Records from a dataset

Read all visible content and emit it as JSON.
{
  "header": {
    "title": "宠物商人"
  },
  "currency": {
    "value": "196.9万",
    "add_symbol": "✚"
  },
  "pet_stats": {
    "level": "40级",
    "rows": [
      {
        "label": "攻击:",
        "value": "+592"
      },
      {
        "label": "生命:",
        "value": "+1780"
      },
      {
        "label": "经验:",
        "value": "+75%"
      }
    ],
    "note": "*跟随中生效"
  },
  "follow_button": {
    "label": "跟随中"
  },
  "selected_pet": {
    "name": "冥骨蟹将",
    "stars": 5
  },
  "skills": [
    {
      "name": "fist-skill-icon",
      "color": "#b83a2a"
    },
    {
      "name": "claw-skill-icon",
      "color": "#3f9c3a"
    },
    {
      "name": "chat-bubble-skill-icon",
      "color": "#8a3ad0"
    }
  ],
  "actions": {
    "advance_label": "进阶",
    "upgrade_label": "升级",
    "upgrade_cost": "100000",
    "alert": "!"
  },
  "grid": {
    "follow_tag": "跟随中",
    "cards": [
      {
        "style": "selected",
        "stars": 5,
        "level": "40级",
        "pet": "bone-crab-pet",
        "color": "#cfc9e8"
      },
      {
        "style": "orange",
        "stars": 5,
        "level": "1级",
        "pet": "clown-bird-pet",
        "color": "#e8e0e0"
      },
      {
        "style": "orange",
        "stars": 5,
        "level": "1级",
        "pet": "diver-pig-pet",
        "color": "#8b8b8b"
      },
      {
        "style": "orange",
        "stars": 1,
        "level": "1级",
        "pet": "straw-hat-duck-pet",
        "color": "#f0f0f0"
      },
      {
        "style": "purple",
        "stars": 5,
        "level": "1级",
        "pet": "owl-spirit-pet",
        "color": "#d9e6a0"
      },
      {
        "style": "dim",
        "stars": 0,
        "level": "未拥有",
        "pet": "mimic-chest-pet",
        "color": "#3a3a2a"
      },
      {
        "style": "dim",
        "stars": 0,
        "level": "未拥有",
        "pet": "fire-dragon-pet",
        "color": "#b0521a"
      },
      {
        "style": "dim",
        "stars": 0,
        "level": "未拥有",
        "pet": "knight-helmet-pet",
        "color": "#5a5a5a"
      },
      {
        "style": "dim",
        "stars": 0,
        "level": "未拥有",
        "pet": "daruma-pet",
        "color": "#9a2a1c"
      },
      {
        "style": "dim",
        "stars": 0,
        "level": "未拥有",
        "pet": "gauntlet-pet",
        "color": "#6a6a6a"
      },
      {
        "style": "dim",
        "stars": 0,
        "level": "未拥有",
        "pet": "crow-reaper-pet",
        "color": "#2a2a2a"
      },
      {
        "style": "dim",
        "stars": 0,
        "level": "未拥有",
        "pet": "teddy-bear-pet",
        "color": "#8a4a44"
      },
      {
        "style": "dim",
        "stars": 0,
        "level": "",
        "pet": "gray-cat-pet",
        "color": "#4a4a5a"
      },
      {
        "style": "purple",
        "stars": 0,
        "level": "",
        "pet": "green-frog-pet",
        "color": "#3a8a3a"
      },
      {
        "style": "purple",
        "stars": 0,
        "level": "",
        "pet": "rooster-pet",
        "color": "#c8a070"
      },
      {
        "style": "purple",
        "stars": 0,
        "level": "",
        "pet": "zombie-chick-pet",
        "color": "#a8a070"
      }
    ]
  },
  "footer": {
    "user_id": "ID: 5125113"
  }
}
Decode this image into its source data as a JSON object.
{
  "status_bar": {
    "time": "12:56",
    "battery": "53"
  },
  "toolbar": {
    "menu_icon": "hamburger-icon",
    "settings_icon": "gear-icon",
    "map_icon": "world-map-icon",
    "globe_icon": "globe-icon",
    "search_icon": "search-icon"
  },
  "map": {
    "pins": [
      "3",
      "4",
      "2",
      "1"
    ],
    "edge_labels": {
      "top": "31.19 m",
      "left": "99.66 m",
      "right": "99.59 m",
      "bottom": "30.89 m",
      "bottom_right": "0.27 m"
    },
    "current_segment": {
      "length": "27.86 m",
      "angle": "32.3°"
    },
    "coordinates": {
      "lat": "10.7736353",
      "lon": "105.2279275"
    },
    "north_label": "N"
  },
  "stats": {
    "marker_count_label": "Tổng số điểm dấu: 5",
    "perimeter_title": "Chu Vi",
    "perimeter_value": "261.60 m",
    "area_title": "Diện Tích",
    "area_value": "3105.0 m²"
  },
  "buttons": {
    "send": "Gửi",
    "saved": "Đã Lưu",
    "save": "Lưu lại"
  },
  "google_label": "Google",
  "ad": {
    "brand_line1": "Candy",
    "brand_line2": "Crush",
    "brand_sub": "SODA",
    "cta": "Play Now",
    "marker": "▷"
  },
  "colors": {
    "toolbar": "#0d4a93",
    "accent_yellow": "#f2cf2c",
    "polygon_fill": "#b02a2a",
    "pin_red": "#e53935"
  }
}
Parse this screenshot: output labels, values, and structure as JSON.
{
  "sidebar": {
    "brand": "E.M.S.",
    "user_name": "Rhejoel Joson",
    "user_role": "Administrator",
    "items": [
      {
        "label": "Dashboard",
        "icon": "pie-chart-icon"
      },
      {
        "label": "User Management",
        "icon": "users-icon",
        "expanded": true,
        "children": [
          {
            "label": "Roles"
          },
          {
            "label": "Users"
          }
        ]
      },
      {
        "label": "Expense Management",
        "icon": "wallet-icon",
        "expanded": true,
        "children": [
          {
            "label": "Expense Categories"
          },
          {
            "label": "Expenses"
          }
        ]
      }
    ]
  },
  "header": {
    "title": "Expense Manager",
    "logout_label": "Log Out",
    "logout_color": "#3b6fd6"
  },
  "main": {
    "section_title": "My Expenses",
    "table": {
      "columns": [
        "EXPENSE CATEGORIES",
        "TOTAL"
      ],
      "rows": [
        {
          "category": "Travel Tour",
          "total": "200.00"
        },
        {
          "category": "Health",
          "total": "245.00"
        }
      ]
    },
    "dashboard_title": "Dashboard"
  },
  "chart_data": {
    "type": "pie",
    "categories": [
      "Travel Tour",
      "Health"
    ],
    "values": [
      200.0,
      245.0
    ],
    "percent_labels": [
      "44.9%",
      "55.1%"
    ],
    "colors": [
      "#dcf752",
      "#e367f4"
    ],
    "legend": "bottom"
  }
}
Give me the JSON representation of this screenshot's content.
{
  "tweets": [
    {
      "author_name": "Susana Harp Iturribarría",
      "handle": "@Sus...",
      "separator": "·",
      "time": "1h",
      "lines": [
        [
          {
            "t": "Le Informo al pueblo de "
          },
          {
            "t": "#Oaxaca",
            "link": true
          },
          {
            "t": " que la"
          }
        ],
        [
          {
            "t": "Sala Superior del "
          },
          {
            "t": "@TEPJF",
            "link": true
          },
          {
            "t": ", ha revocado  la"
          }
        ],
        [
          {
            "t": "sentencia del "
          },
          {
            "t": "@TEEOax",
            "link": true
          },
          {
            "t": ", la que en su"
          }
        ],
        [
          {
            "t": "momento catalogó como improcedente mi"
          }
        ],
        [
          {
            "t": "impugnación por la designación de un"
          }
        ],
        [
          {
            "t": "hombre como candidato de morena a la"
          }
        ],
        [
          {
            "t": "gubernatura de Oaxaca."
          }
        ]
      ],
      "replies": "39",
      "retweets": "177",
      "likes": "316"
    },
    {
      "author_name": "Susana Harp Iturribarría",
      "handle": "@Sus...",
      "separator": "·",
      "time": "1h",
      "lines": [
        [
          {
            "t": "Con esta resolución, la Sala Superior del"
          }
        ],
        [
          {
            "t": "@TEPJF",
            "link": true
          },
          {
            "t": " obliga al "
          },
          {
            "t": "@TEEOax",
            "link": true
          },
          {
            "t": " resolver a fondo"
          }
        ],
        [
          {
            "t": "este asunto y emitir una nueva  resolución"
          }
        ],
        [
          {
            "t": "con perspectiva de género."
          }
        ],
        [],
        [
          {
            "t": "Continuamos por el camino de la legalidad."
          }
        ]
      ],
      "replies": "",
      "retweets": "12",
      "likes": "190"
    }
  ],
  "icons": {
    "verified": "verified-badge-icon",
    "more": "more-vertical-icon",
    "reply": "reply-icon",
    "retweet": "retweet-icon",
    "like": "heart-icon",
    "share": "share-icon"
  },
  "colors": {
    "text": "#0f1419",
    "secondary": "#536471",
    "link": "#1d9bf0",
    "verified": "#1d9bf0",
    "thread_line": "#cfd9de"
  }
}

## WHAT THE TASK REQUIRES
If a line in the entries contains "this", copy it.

## RESPONSE
Decode this image into its source data as a JSON object.
Parse this screenshot: output labels, values, and structure as JSON.
Give me the JSON representation of this screenshot's content.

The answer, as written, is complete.